Recorded in 1973 as a foray away from the Modern Jazz Quartet, Milt Jackson’s second entry on the CTI label is also one of its highlights. This is one of Creed Taylor’s finest productions both in terms of material and sidemen. Drummer Steve Gadd, flutist Hubert Laws, bassist Ron Carter, and pianist Cedar Walton accompany Jackson on the majority of the album. Indeed, Jackson’s ability to swing funky is evidenced to delightful extremes on “Old Devil Moon,” with a rolling cymbal shakeout from Gadd, whose rim shots and tempo-pushing musculature are a sharp contrast to those of the MJQ’s Connie Kay. Likewise, Laws, whose playing is usually over the top, stays inside melodic nuances here and provides Jackson with an essential harmonic foil. And Ron Carter is playing throughout with a popping edge he never had before or since.
On Jackson’s own “SKJ,” recorded in December of 1972, Don Sebesky conducted a jazz orchestra for Taylor that included Herbie Hancock, Freddie Hubbard, Billy Cobham, Carter, a string section, a reed and woodwind and brass section, and a harp. Sounds sticky, eh? Hardly, Jackson is pure Bags here, playing it blue-black and rolling out around the ends of the turnarounds into deep, funky, post-bop terrain. The orchestra is mixed way down and is added for texture so the sextet is what one hears most – along with a burning Freddie Hubbard solo.

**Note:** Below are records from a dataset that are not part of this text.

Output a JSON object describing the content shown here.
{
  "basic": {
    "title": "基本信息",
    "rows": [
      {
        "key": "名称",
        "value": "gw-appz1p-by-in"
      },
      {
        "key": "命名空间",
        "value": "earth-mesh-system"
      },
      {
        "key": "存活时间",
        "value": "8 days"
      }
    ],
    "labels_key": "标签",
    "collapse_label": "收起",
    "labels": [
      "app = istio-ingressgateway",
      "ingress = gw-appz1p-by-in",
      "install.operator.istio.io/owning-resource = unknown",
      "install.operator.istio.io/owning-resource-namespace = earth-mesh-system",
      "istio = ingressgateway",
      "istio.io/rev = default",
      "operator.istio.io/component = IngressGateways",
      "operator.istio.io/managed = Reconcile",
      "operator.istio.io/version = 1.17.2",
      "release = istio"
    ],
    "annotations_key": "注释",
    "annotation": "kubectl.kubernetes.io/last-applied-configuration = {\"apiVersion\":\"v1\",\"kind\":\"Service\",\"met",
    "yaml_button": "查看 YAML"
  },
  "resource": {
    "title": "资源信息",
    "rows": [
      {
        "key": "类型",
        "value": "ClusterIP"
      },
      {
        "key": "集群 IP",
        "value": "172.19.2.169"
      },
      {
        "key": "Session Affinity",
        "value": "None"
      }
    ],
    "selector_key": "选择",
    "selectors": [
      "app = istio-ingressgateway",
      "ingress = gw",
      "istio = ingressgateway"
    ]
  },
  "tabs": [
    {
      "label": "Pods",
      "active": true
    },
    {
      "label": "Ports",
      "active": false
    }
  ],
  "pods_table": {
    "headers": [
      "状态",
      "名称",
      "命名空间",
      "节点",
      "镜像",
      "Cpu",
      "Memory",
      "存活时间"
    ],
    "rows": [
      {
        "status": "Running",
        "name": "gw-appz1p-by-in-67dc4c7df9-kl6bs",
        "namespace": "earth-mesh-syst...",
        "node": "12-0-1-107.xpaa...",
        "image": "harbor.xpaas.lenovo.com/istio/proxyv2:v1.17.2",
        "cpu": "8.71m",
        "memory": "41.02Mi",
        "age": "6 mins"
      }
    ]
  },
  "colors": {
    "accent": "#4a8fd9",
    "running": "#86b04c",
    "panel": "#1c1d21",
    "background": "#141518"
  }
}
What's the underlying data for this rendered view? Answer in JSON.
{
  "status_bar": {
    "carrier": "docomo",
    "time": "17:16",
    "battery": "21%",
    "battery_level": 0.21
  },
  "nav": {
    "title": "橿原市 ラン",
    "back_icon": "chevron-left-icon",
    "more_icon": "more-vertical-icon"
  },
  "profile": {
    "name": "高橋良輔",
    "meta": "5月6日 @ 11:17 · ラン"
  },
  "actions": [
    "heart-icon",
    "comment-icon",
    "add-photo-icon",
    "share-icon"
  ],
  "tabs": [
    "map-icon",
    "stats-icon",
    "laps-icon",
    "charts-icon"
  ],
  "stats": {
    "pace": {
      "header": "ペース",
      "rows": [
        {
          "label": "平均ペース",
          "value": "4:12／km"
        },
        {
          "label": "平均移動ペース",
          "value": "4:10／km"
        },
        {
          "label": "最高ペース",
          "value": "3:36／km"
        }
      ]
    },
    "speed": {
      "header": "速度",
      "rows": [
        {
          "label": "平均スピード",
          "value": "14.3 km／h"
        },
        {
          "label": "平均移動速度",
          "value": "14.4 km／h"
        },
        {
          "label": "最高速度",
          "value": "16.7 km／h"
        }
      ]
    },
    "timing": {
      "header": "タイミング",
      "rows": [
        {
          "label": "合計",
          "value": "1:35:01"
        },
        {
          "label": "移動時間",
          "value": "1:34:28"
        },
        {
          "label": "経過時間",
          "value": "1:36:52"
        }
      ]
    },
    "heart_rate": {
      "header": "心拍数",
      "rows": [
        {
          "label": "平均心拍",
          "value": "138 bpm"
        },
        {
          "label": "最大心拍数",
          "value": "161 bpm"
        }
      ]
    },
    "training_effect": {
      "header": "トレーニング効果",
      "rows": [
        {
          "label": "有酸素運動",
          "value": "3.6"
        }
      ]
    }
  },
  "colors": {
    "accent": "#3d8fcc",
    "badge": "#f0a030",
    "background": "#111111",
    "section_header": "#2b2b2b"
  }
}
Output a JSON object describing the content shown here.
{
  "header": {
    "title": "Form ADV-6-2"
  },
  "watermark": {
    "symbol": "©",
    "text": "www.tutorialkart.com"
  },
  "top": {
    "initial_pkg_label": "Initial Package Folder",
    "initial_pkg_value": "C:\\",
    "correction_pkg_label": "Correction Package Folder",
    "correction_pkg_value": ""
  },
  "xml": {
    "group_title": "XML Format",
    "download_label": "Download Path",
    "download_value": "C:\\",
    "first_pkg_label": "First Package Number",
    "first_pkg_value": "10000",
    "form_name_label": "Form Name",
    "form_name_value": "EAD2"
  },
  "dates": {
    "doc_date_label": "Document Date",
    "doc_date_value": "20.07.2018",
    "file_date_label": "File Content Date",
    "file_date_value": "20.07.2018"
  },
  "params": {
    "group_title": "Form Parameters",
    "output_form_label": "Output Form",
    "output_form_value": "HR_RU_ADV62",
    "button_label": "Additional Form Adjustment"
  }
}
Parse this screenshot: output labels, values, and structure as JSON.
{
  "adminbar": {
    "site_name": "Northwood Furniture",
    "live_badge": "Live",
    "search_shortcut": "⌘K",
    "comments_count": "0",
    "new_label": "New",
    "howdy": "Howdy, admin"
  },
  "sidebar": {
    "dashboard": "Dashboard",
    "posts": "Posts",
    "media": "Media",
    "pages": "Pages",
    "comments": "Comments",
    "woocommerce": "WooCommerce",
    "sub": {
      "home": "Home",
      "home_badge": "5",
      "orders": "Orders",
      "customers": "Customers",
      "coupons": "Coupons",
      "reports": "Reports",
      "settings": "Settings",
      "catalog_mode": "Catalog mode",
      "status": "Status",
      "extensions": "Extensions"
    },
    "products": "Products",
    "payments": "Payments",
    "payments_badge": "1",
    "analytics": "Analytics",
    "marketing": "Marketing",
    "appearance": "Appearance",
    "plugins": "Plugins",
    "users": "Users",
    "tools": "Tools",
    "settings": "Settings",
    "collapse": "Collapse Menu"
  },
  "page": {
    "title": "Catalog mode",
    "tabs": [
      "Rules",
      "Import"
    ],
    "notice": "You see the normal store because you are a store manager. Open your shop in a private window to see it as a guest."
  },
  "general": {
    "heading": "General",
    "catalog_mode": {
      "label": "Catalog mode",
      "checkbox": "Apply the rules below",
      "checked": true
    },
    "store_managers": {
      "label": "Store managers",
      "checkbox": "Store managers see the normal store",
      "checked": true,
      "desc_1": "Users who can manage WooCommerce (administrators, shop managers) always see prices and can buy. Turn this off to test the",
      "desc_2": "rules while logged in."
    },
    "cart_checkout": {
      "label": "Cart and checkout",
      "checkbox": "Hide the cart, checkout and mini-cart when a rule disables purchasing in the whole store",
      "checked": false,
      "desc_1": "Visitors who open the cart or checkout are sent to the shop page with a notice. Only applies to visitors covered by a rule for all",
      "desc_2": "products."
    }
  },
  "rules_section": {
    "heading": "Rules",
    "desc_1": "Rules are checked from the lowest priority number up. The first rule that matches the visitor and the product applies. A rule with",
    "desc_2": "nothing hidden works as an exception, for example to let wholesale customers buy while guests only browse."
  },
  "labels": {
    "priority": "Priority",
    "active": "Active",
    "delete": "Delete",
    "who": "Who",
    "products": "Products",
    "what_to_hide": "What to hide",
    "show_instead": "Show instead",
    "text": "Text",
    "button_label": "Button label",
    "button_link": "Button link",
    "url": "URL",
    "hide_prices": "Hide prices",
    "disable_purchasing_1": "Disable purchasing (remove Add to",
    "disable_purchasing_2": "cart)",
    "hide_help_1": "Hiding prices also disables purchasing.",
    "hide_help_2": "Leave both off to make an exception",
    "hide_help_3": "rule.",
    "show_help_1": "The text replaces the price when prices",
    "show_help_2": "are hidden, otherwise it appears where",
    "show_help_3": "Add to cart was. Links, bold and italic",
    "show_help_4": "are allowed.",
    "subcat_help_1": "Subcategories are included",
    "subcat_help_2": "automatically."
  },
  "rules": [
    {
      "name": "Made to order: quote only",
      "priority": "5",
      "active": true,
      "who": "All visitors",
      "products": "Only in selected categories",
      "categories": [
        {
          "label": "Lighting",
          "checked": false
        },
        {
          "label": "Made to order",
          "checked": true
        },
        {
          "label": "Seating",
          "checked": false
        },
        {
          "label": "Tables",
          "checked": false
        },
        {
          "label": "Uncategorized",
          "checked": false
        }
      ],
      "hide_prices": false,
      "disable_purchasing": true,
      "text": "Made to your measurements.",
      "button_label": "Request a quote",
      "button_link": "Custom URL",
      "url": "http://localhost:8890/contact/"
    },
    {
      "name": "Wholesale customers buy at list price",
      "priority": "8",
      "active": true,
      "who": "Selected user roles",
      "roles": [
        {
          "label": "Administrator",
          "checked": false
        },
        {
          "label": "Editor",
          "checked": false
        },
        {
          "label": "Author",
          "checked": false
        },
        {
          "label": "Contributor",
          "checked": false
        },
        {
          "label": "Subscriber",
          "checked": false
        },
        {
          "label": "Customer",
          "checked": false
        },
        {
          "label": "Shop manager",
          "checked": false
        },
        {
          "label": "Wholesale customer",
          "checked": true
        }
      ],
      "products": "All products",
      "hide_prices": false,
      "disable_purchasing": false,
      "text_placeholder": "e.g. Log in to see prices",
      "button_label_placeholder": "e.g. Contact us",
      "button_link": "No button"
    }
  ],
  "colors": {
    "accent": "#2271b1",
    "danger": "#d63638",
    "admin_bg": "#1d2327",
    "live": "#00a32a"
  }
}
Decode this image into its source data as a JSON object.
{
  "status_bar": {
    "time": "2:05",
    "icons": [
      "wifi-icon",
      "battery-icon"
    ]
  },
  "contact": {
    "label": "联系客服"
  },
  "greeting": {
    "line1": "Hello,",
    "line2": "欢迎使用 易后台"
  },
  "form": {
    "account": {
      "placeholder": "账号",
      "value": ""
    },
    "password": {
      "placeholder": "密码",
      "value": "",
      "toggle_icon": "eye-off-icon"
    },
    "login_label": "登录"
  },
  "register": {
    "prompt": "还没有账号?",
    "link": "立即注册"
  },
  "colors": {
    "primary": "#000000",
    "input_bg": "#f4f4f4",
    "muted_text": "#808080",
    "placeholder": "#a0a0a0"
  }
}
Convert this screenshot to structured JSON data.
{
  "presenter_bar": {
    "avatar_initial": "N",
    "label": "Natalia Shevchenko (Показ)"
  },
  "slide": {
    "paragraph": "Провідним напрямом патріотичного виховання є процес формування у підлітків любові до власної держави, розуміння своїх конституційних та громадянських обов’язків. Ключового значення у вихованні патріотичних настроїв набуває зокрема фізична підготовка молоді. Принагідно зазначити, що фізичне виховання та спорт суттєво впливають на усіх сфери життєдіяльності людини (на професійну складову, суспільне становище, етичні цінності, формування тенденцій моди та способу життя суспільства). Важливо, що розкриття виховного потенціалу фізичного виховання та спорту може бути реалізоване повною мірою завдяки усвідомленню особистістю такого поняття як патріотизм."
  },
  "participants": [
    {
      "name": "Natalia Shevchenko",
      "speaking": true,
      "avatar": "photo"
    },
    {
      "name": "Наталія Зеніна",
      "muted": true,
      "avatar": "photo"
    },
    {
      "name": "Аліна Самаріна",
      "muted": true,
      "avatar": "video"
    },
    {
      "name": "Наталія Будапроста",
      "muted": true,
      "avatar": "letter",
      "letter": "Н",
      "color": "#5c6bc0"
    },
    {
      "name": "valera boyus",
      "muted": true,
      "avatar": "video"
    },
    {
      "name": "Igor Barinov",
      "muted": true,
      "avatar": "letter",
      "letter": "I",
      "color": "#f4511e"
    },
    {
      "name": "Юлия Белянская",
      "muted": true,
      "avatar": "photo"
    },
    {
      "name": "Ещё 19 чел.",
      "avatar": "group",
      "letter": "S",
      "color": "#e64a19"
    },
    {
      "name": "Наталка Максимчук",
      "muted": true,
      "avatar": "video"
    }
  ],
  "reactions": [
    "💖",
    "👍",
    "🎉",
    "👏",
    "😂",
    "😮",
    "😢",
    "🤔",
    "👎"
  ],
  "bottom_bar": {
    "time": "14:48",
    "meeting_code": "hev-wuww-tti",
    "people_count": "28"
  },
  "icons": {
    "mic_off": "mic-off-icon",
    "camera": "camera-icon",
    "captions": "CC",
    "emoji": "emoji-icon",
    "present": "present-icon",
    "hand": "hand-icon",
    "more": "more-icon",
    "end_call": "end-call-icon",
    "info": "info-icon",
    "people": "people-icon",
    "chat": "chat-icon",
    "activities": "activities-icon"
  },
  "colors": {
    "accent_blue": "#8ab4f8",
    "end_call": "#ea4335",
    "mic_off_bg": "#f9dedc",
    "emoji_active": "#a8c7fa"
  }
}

The other number of real note here is a ripping rendition of Horace Silver’s “Opus de Funk,” which sprawls the slim harmonic edge, rolls it out on a carpet, and turns it inside on itself, before rolling through the blues to move the intervals into a sequence Silver might not have considered when he wrote it, but which Jackson reveals was in there all the time.